The idea for the May 2015 women’s peace walk was inspired by five New Zealanders who in 2013 rode their motorbikes across the Korean DMZ, one of the world’s most fortified borders. The 30 international women obtained approval to cross the DMZ from the United Nations Command and both Korean governments. The stakes here are too high to be distracted by misinformation. The goal of the peace walk is simple: to bring a peaceful and immediate end to the Korean War by urging political leaders to immediately begin a peace process.
“Our diverse group of 30 women from fifteen countries joined this journey across the DMZ because we were motivated to help bring healing to the division and war that have destroyed three generations of families,” says Gloria Steinem, author and activist. “I was in high school during the Korean War, and I lost several classmates to that war.”
“The goal of the peace walk, then and now, is to encourage political leaders to achieve a diplomatic solution to the 63-year old conflict,” says Ann Wright, retired U.S. Army Colonel and U.S. diplomat. “Shifting attention away from the need for a peaceful resolution to the unresolved Korean War is a part of these conservative organizations’ agenda,” says Brinton Lykes, Professor of Psychology and Associate Director of the Center for Human Rights & International Justice at Boston College. “If anything, it is an indication of how much the Cold War still shapes politics in South Korea.”
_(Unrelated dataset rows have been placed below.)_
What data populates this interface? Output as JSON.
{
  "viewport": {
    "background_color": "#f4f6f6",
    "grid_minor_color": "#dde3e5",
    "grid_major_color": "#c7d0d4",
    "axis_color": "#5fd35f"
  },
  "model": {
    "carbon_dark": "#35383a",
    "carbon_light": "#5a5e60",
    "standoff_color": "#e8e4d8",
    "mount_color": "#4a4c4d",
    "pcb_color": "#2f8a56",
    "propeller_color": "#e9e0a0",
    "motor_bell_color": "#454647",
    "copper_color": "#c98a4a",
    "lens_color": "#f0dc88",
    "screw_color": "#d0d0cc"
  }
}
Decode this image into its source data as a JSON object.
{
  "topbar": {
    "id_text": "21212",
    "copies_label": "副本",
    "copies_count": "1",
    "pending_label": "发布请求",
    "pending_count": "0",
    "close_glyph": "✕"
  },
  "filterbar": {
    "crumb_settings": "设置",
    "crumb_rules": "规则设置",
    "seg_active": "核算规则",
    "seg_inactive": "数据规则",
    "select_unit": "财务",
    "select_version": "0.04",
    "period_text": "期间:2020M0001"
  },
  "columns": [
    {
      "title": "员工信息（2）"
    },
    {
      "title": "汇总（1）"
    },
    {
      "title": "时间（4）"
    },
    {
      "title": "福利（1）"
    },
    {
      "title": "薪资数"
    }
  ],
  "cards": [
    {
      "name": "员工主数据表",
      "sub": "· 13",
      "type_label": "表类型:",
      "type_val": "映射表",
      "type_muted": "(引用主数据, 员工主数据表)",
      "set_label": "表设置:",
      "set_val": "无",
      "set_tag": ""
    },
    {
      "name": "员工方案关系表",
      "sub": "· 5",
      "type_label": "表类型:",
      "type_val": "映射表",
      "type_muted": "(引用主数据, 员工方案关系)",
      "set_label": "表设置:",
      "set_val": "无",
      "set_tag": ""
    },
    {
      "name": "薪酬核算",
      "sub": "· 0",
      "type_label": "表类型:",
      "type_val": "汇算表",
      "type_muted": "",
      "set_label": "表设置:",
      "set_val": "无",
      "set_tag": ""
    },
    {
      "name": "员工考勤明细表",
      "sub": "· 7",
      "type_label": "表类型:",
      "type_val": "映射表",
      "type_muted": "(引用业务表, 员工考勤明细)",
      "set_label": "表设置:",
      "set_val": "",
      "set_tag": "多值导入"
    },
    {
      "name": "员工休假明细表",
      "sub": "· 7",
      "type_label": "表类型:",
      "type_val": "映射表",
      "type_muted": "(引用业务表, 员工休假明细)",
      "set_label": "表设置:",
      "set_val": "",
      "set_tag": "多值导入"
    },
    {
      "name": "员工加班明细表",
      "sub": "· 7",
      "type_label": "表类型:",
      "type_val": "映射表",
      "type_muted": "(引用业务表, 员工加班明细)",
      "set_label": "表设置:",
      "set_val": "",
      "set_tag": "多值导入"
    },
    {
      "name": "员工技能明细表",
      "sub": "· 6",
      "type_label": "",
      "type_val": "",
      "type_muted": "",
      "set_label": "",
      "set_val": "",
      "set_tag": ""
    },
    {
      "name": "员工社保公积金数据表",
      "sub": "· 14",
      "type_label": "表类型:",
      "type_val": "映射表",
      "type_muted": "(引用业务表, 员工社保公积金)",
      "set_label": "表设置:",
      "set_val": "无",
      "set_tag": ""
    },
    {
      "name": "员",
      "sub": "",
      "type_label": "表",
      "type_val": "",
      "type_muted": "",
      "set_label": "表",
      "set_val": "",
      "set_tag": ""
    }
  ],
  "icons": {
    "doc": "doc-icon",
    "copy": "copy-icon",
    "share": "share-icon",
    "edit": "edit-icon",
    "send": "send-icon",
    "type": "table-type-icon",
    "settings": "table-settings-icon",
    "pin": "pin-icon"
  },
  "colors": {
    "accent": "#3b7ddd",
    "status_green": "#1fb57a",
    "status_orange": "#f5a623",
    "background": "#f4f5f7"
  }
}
On May 24, 2015, thirty prominent women peacemakers including two Nobel Peace Laureates crossed the DMZ dividing Korea calling for an end to the Korean War, the resumption of family reunions, and the inclusion of women in the peace building process. On May 28, 2016, South Korean peace organizations are organizing another women’s peace walk along the DMZ to continue the call for peace and reconciliation in Korea and to formally end the Korean War (1950-53) with a peace treaty. For those interested to learn more about the May 28 peace walk, please visit www.wpwalk.kr.